Links of interest…  Capuchins: friars / stigmata / mid-America (calendar – more) / St. Joseph / saints (more)…  Franciscan: 3rd order / calendar (national fraternity – printable – saintstraditional) / canticle notes onlinecrown rosary meditations & reflections / friars / instrument of peacelitany of saints / miracles & traditions / Mission Associates / “most sacred space of Franciscan spirituality” / order / prayer book for hospital & hospice chaplains / spiritual center (prayer requests) / tau cross / vocations…  Iconography in art & architecture (St. Felix’s bag)…  Prayer for the seven gifts of the Holy Spirit (feast of all saints)…  Relics: how to become a Capuchin saint: a piece of heaven with the Capuchins / holy relics / sisters of St. Felix…  Small “t” tradition & the peace prayer of St. Francis…  St. Anthony: prayer booklet (more) / shrine…  St. Elizabeth of Hungary: prayers…  St. Felix of Cantalice: 1st Capuchin saint / about (more) / biography (more) / Brother Deo Gratias (beggar – more) / confessor / ecard / feast (more / May 18) / friar (more) / holding the Christ Child (drawing) / homily / lay brotherpatron / prayer / relic…  St. Francis: about / biography / prayers…  Visits to Jesus in the tabernacle: Hours & half-hours of adoration before the Blessed Sacrament: e-book / St. Felix
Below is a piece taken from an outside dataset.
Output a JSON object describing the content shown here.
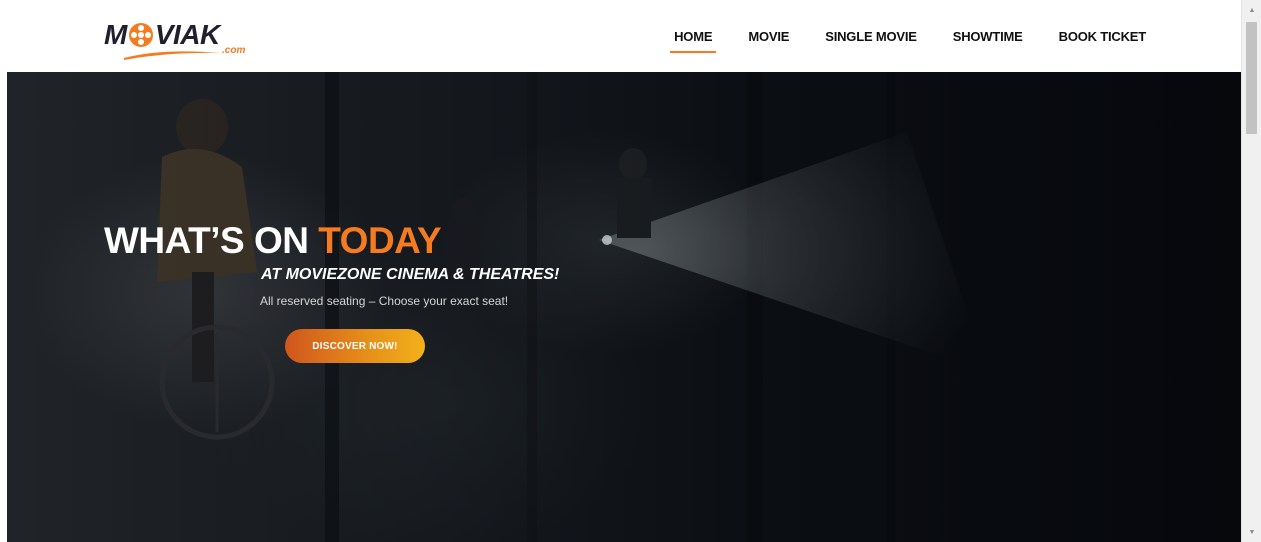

WP posts…  Capuchin church stations…  Franciscan experience…  Franciscan treasures…  God’s master plan…  Grapes of generosity…  Holy relics…  Mary’s miraculous medal…  Mary’s seven joys…  My Franciscan Crown…  Mercy and justice…  Powerful intercessor…  Prayer…  Saint of miracles…  Si quaeris miracula…  Solano, Solanus, Solani…  St. Anthony…  St. Bonaventure Church…  St. Elizabeth Church…  St. Peregrine relic…  Today’s Beatitudes